Syrian ostrich, Middle eastern ostrich
The Arabian ostrich (Struthio camelus syriacus ), Syrian ostrich, or Middle Eastern ostrich is an extinct subspecies of the ostrich that lived on the Arabian Peninsula and in the Near East until the mid-20th century.

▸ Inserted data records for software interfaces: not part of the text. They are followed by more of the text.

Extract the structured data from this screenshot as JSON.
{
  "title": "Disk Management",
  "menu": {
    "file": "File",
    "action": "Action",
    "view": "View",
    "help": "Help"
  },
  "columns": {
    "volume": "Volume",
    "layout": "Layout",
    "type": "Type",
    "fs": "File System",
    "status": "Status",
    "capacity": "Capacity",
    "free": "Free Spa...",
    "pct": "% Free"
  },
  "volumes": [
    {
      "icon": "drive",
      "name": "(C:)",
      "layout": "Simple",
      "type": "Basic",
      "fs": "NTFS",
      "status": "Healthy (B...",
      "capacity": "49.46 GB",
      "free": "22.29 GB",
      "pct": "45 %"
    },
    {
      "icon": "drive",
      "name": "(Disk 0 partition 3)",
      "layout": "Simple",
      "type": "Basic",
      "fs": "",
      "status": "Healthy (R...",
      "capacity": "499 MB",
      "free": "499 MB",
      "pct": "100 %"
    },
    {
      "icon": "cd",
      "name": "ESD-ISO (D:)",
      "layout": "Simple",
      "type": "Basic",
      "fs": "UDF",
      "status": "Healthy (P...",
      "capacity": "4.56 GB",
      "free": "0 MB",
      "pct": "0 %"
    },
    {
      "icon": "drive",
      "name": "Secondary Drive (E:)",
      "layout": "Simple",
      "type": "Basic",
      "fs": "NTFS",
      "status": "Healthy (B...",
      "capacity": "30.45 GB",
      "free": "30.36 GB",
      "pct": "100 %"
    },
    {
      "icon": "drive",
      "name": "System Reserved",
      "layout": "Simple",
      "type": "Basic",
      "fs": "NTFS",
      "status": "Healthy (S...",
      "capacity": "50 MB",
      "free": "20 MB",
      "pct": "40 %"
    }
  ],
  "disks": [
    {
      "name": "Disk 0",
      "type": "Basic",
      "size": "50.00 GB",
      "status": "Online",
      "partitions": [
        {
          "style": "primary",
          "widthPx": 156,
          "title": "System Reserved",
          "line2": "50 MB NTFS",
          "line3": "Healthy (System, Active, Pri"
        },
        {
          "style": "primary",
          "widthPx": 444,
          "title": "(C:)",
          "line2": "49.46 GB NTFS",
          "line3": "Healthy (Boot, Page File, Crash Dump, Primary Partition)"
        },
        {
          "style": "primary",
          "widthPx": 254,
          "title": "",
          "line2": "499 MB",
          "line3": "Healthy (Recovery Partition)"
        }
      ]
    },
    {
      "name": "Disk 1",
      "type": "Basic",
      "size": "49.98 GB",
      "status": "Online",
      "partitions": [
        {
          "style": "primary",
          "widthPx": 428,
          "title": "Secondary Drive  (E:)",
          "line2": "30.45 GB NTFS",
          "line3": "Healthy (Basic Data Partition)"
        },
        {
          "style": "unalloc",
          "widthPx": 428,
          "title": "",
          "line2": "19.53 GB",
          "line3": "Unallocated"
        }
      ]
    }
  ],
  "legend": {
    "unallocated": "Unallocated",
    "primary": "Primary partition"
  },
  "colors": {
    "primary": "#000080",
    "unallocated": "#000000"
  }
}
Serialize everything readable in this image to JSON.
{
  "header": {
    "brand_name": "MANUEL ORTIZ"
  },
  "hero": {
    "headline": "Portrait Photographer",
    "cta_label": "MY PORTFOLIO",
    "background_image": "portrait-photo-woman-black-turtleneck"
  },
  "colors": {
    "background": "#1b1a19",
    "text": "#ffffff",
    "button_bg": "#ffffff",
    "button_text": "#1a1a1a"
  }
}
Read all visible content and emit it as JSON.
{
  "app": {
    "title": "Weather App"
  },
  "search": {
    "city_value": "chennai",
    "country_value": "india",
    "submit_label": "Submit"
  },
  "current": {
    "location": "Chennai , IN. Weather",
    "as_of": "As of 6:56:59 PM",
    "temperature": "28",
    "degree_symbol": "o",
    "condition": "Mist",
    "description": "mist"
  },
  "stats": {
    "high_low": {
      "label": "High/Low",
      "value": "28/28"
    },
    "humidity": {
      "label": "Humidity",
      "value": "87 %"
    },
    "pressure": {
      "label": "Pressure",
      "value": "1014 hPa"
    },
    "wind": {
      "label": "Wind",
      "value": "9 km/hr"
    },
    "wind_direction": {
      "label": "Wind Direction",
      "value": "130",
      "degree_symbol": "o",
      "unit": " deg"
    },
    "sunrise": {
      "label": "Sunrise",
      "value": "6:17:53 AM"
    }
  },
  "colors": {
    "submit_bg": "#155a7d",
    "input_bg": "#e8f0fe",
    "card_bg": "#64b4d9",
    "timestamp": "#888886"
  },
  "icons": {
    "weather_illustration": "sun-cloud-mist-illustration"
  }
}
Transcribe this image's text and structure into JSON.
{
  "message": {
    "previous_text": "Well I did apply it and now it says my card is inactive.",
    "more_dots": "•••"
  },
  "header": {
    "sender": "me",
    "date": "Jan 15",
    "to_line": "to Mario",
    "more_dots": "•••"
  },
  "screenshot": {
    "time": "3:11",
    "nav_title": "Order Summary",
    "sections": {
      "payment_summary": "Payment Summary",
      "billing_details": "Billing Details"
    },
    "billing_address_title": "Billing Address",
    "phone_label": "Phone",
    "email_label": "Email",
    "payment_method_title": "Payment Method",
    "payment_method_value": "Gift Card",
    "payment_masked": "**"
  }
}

Its range seems to have been continuous in prehistoric times, but with the drying-up of the Arabian Peninsula, it disappeared from the inhospitable areas of the Arabian Desert, such as the Rub' al Khali. In historic times, the bird seems to have occurred in two discrete relict populations: a smaller one in the southeast of the Arabian Peninsula and a larger one in the area where today the borders of Saudi Arabia, Jordan, Iraq and Syria meet. It was also present in Qatar, the United Arab Emirates (in prehistoric times), Oman, and Kuwait. Eggshells of Arabian ostriches have been found on Bahrain, though this is likely not an introduction to the island, but a type of religious burial. Towards the Sinai Peninsula, it probably intergraded with the North African subspecies camelus in earlier times. It looked exactly like that form; possibly, the females were of a slightly lighter coloration. The only certain way to distinguish camelus and syriacus was the smaller size of the latter, with only marginal overlap: the tarsus was 390–465 mm long in syriacus versus 450–530 mm in camelus.